Records for the exercise>
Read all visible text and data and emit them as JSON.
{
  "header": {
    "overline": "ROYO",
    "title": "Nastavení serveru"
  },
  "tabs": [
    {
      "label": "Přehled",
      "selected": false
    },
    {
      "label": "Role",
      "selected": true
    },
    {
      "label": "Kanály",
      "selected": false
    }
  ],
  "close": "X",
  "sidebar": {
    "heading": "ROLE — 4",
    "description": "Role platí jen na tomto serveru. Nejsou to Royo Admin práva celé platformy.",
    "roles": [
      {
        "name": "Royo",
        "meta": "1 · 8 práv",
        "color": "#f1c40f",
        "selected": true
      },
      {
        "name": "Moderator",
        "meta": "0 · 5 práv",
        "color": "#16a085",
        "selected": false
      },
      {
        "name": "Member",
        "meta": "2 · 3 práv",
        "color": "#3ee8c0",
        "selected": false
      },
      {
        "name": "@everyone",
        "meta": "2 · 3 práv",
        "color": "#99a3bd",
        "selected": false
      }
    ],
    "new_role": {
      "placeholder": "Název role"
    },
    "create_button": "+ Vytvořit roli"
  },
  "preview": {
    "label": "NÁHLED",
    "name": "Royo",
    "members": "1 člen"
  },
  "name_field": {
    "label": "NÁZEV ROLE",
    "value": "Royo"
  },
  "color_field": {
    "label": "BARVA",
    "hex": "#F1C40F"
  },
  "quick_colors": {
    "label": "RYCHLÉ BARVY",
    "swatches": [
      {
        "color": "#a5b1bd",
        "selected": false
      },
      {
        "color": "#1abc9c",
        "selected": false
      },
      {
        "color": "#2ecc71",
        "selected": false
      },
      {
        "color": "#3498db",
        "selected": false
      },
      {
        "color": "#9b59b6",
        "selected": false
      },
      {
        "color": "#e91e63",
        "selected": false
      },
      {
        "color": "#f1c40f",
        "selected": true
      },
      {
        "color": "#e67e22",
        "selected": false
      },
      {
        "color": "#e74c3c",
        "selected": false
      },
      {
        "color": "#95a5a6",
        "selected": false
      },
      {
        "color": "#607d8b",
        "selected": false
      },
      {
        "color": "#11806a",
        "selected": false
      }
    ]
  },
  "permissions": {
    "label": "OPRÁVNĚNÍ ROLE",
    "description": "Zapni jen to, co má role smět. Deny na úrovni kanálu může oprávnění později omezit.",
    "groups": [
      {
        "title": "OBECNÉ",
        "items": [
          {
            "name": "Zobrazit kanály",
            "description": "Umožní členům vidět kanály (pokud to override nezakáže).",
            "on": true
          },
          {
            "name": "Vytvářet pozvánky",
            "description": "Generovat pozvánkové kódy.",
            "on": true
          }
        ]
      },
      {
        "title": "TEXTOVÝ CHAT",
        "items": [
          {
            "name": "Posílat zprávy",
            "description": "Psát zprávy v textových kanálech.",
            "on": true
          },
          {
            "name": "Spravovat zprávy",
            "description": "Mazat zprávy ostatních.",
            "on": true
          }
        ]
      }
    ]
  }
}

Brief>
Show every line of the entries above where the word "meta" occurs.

Response to the exercise>
        "meta": "1 · 8 práv",
        "meta": "0 · 5 práv",
        "meta": "2 · 3 práv",
        "meta": "2 · 3 práv",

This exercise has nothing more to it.